Photo by Richard Dallett.
Combine the briny, smoky, umami flavors of country ham with the crusty, gnaw-off-the-bone pleasure of barbecued baby backs and you wind up with ham ribs. I wish I could say I thought of it, but I got the idea from a man utterly obsessed with pork, smoke, and fire: Chris Shepherd of Underbelly in Houston, Texas. Curing the ribs in ham brine prior to smoking produces a gorgeous color, uncommon succulence (in the way most brine-cured meats are succulent), and an astonishing honey-ham flavor.
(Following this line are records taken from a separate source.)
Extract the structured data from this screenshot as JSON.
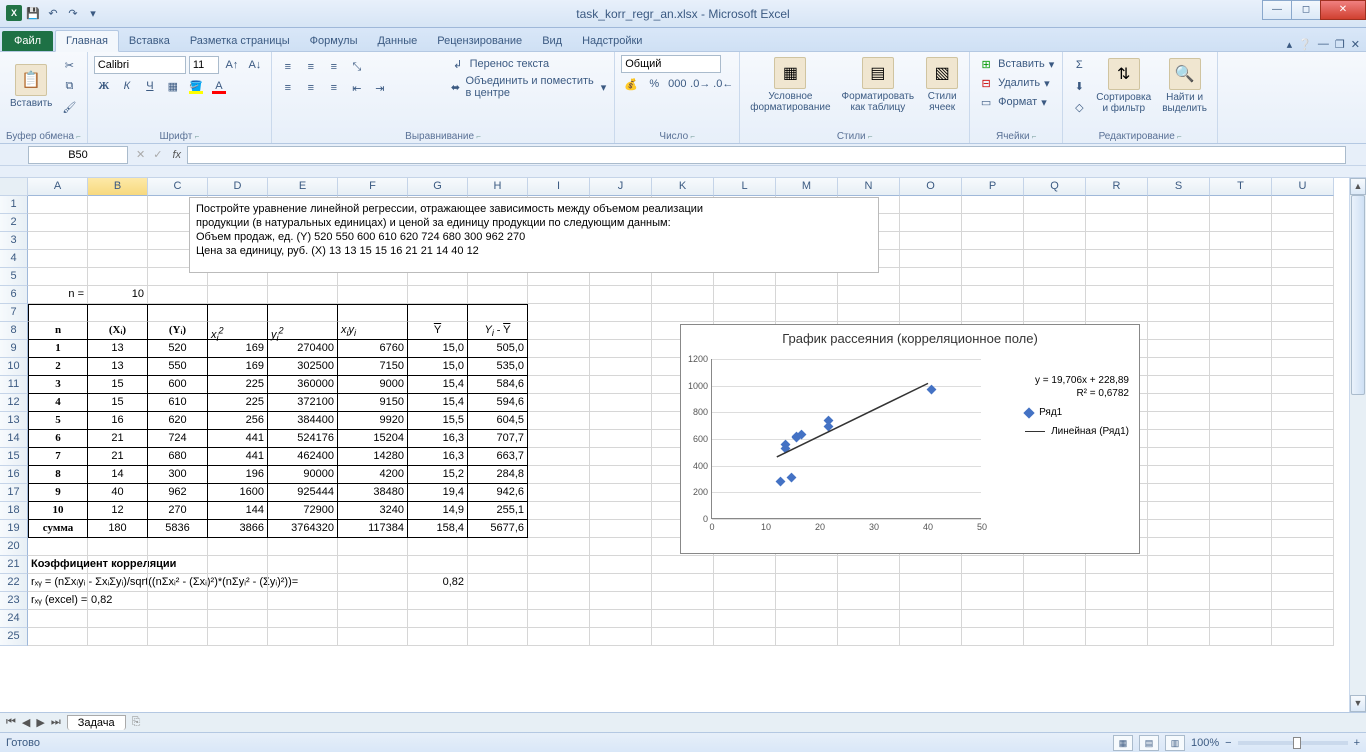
{
  "app_title": "task_korr_regr_an.xlsx - Microsoft Excel",
  "tabs": {
    "file": "Файл",
    "home": "Главная",
    "insert": "Вставка",
    "layout": "Разметка страницы",
    "formulas": "Формулы",
    "data": "Данные",
    "review": "Рецензирование",
    "view": "Вид",
    "addins": "Надстройки"
  },
  "ribbon": {
    "clipboard": {
      "paste": "Вставить",
      "label": "Буфер обмена"
    },
    "font": {
      "name": "Calibri",
      "size": "11",
      "label": "Шрифт",
      "bold": "Ж",
      "italic": "К",
      "underline": "Ч"
    },
    "align": {
      "wrap": "Перенос текста",
      "merge": "Объединить и поместить в центре",
      "label": "Выравнивание"
    },
    "number": {
      "format": "Общий",
      "label": "Число"
    },
    "styles": {
      "cond": "Условное\nформатирование",
      "table": "Форматировать\nкак таблицу",
      "cell": "Стили\nячеек",
      "label": "Стили"
    },
    "cells": {
      "insert": "Вставить",
      "delete": "Удалить",
      "format": "Формат",
      "label": "Ячейки"
    },
    "editing": {
      "sort": "Сортировка\nи фильтр",
      "find": "Найти и\nвыделить",
      "label": "Редактирование"
    }
  },
  "namebox": "B50",
  "columns": [
    "A",
    "B",
    "C",
    "D",
    "E",
    "F",
    "G",
    "H",
    "I",
    "J",
    "K",
    "L",
    "M",
    "N",
    "O",
    "P",
    "Q",
    "R",
    "S",
    "T",
    "U"
  ],
  "instruction": {
    "l1": "Постройте уравнение линейной регрессии, отражающее зависимость между  объемом реализации",
    "l2": "продукции (в натуральных единицах) и ценой за единицу продукции по следующим данным:",
    "l3": "Объем продаж, ед. (Y) 520 550 600 610 620 724 680 300 962 270",
    "l4": "Цена за единицу, руб. (X) 13 13 15 15 16 21 21 14 40 12"
  },
  "n_label": "n =",
  "n_val": "10",
  "headers": {
    "n": "n",
    "xi": "(Xᵢ)",
    "yi": "(Yᵢ)",
    "xi2": "xᵢ²",
    "yi2": "yᵢ²",
    "xiyi": "xᵢyᵢ",
    "ybar": "Y̅",
    "dev": "Yᵢ - Y̅"
  },
  "tbl": [
    {
      "n": "1",
      "xi": "13",
      "yi": "520",
      "xi2": "169",
      "yi2": "270400",
      "xiyi": "6760",
      "yb": "15,0",
      "dev": "505,0"
    },
    {
      "n": "2",
      "xi": "13",
      "yi": "550",
      "xi2": "169",
      "yi2": "302500",
      "xiyi": "7150",
      "yb": "15,0",
      "dev": "535,0"
    },
    {
      "n": "3",
      "xi": "15",
      "yi": "600",
      "xi2": "225",
      "yi2": "360000",
      "xiyi": "9000",
      "yb": "15,4",
      "dev": "584,6"
    },
    {
      "n": "4",
      "xi": "15",
      "yi": "610",
      "xi2": "225",
      "yi2": "372100",
      "xiyi": "9150",
      "yb": "15,4",
      "dev": "594,6"
    },
    {
      "n": "5",
      "xi": "16",
      "yi": "620",
      "xi2": "256",
      "yi2": "384400",
      "xiyi": "9920",
      "yb": "15,5",
      "dev": "604,5"
    },
    {
      "n": "6",
      "xi": "21",
      "yi": "724",
      "xi2": "441",
      "yi2": "524176",
      "xiyi": "15204",
      "yb": "16,3",
      "dev": "707,7"
    },
    {
      "n": "7",
      "xi": "21",
      "yi": "680",
      "xi2": "441",
      "yi2": "462400",
      "xiyi": "14280",
      "yb": "16,3",
      "dev": "663,7"
    },
    {
      "n": "8",
      "xi": "14",
      "yi": "300",
      "xi2": "196",
      "yi2": "90000",
      "xiyi": "4200",
      "yb": "15,2",
      "dev": "284,8"
    },
    {
      "n": "9",
      "xi": "40",
      "yi": "962",
      "xi2": "1600",
      "yi2": "925444",
      "xiyi": "38480",
      "yb": "19,4",
      "dev": "942,6"
    },
    {
      "n": "10",
      "xi": "12",
      "yi": "270",
      "xi2": "144",
      "yi2": "72900",
      "xiyi": "3240",
      "yb": "14,9",
      "dev": "255,1"
    }
  ],
  "sum": {
    "lbl": "сумма",
    "xi": "180",
    "yi": "5836",
    "xi2": "3866",
    "yi2": "3764320",
    "xiyi": "117384",
    "yb": "158,4",
    "dev": "5677,6"
  },
  "corr_title": "Коэффициент корреляции",
  "corr_formula": "rₓᵧ = (nΣxᵢyᵢ - ΣxᵢΣyᵢ)/sqrt((nΣxᵢ² - (Σxᵢ)²)*(nΣyᵢ² - (Σyᵢ)²))=",
  "corr_val": "0,82",
  "corr_excel_lbl": "rₓᵧ (excel) =",
  "corr_excel_val": "0,82",
  "chart": {
    "title": "График рассеяния (корреляционное поле)",
    "eq": "y = 19,706x + 228,89",
    "r2": "R² = 0,6782",
    "legend1": "Ряд1",
    "legend2": "Линейная (Ряд1)"
  },
  "chart_data": {
    "type": "scatter",
    "title": "График рассеяния (корреляционное поле)",
    "xlabel": "",
    "ylabel": "",
    "xlim": [
      0,
      50
    ],
    "ylim": [
      0,
      1200
    ],
    "xticks": [
      0,
      10,
      20,
      30,
      40,
      50
    ],
    "yticks": [
      0,
      200,
      400,
      600,
      800,
      1000,
      1200
    ],
    "series": [
      {
        "name": "Ряд1",
        "type": "scatter",
        "x": [
          13,
          13,
          15,
          15,
          16,
          21,
          21,
          14,
          40,
          12
        ],
        "y": [
          520,
          550,
          600,
          610,
          620,
          724,
          680,
          300,
          962,
          270
        ]
      },
      {
        "name": "Линейная (Ряд1)",
        "type": "line",
        "equation": "y = 19.706x + 228.89",
        "r2": 0.6782,
        "x": [
          12,
          40
        ],
        "y": [
          465.36,
          1017.13
        ]
      }
    ]
  },
  "sheet_tab": "Задача",
  "status_ready": "Готово",
  "zoom": "100%"
}
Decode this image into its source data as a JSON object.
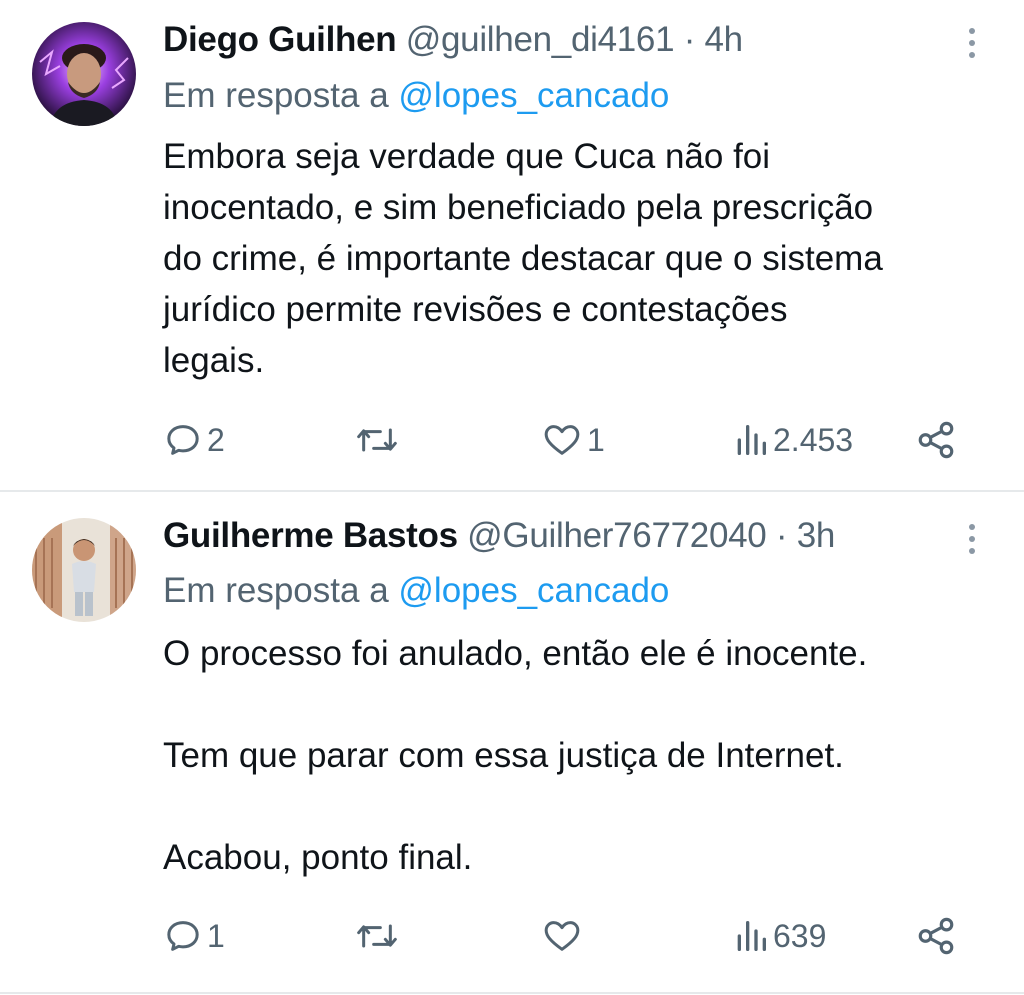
{
  "tweets": [
    {
      "author_name": "Diego Guilhen",
      "handle": "@guilhen_di4161",
      "separator": "·",
      "time": "4h",
      "reply_prefix": "Em resposta a",
      "reply_to": "@lopes_cancado",
      "body_lines": [
        "Embora seja verdade que Cuca não foi",
        "inocentado, e sim beneficiado pela prescrição",
        "do crime, é importante destacar que o sistema",
        "jurídico permite revisões e contestações",
        "legais."
      ],
      "reply_count": "2",
      "retweet_count": "",
      "like_count": "1",
      "view_count": "2.453"
    },
    {
      "author_name": "Guilherme Bastos",
      "handle": "@Guilher76772040",
      "separator": "·",
      "time": "3h",
      "reply_prefix": "Em resposta a",
      "reply_to": "@lopes_cancado",
      "body_lines": [
        "O processo foi anulado, então ele é inocente.",
        "",
        "Tem que parar com essa justiça de Internet.",
        "",
        "Acabou, ponto final."
      ],
      "reply_count": "1",
      "retweet_count": "",
      "like_count": "",
      "view_count": "639"
    }
  ],
  "icons": {
    "reply": "reply-icon",
    "retweet": "retweet-icon",
    "like": "heart-icon",
    "views": "views-icon",
    "share": "share-icon",
    "more": "more-icon"
  },
  "colors": {
    "text": "#0f1419",
    "secondary": "#536471",
    "mention": "#1d9bf0",
    "divider": "#e6e9eb"
  }
}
“If you’re expecting ribs that fall off the bone, you’ve come to the wrong place,” Shepherd says, a gentle reminder that ribs—even after smoking for 5 hours—should have a little chew to them. That’s why God gave you teeth. Pork chops and pork collar (cut from the neck) are also delicious cured and smoked in this fashion.
For this recipe, you’ll need one ingredient that may be out of your comfort zone: pink curing salt, also known as Prague Powder No. 1 or Insta Cure No. 1. (It contains 93.75 percent salt and 6.25 percent sodium nitrite.) Buy it at a good meat market or order it online.
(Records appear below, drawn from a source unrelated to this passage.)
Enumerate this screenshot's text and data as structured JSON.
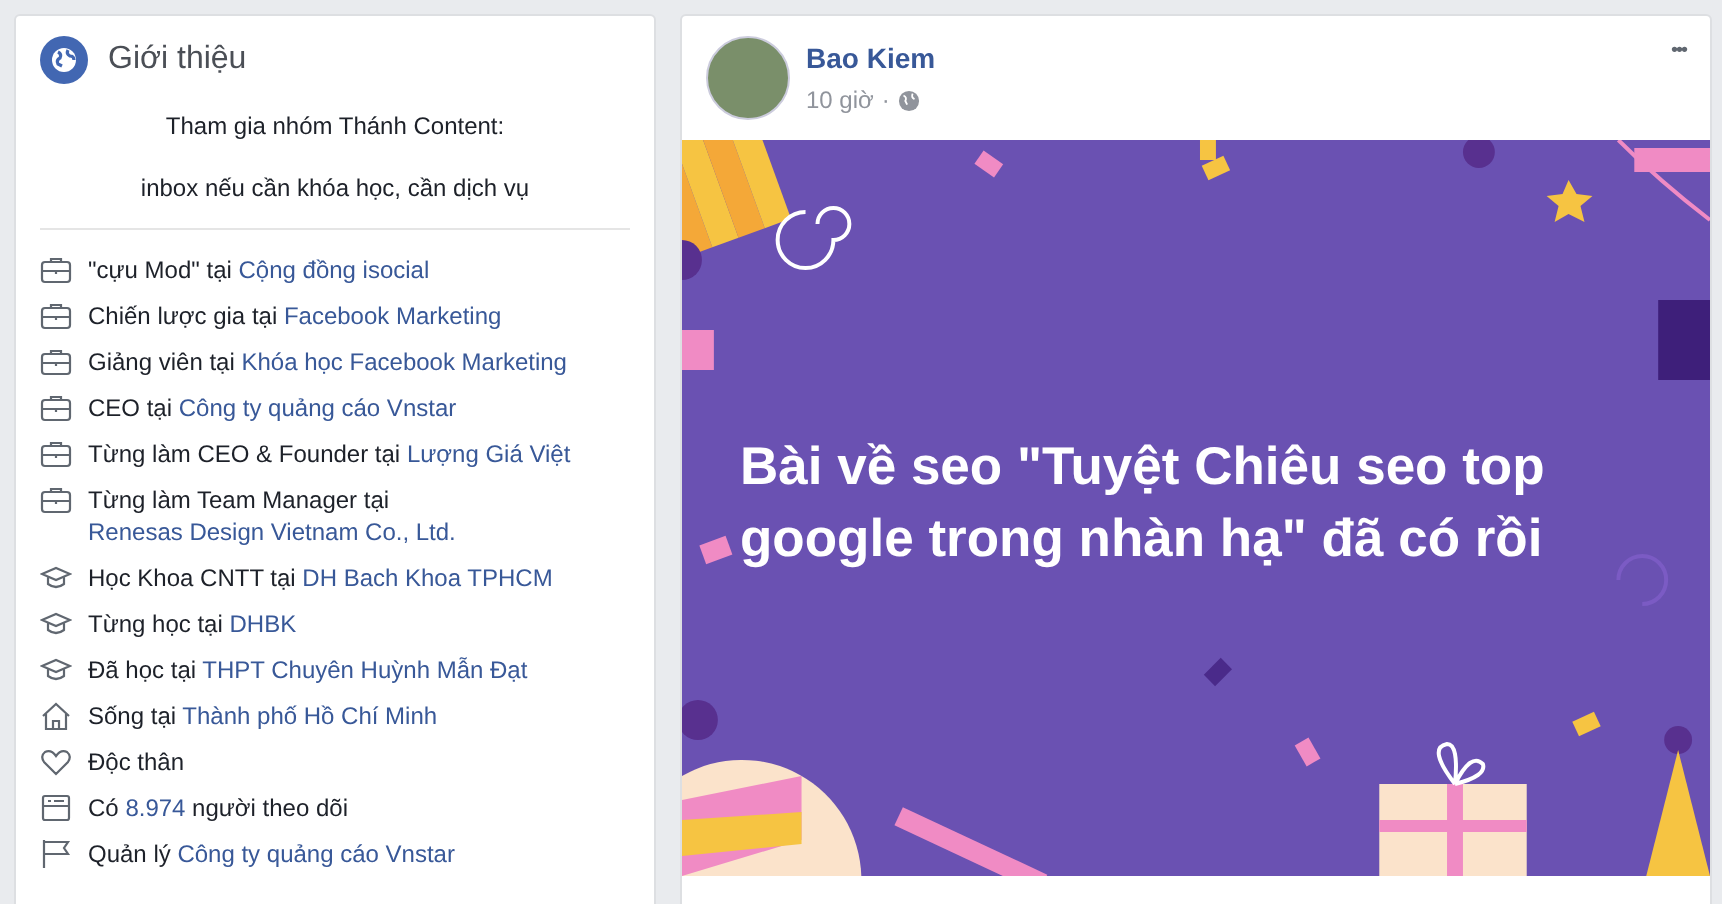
{
  "intro": {
    "title": "Giới thiệu",
    "bio": [
      "Tham gia nhóm Thánh Content:",
      "inbox nếu cần khóa học, cần dịch vụ"
    ],
    "items": [
      {
        "kind": "work",
        "prefix": "\"cựu Mod\" tại ",
        "link": "Cộng đồng isocial"
      },
      {
        "kind": "work",
        "prefix": "Chiến lược gia tại ",
        "link": "Facebook Marketing"
      },
      {
        "kind": "work",
        "prefix": "Giảng viên tại ",
        "link": "Khóa học Facebook Marketing"
      },
      {
        "kind": "work",
        "prefix": "CEO tại ",
        "link": "Công ty quảng cáo Vnstar"
      },
      {
        "kind": "work",
        "prefix": "Từng làm CEO & Founder tại ",
        "link": "Lượng Giá Việt"
      },
      {
        "kind": "work",
        "prefix": "Từng làm Team Manager tại ",
        "link": "Renesas Design Vietnam Co., Ltd."
      },
      {
        "kind": "education",
        "prefix": "Học Khoa CNTT tại ",
        "link": "DH Bach Khoa TPHCM"
      },
      {
        "kind": "education",
        "prefix": "Từng học tại ",
        "link": "DHBK"
      },
      {
        "kind": "education",
        "prefix": "Đã học tại ",
        "link": "THPT Chuyên Huỳnh Mẫn Đạt"
      },
      {
        "kind": "home",
        "prefix": "Sống tại ",
        "link": "Thành phố Hồ Chí Minh"
      },
      {
        "kind": "relationship",
        "prefix": "Độc thân"
      },
      {
        "kind": "followers",
        "prefix": "Có ",
        "link": "8.974",
        "suffix": " người theo dõi"
      },
      {
        "kind": "page",
        "prefix": "Quản lý ",
        "link": "Công ty quảng cáo Vnstar"
      }
    ]
  },
  "post": {
    "author": "Bao Kiem",
    "time": "10 giờ",
    "separator": "·",
    "more": "•••",
    "text": "Bài về seo \"Tuyệt Chiêu seo top google trong nhàn hạ\" đã có rồi"
  }
}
Serve these ribs with Mustard Seed Caviar. Think of this “caviar” as deconstructed mustard, and don’t think about serving smoked ham or other pork without it. The slow simmer in vinegar softens the mustard seeds to the crunchy-gooey texture of sturgeon caviar.
Adapted from Project Smoke.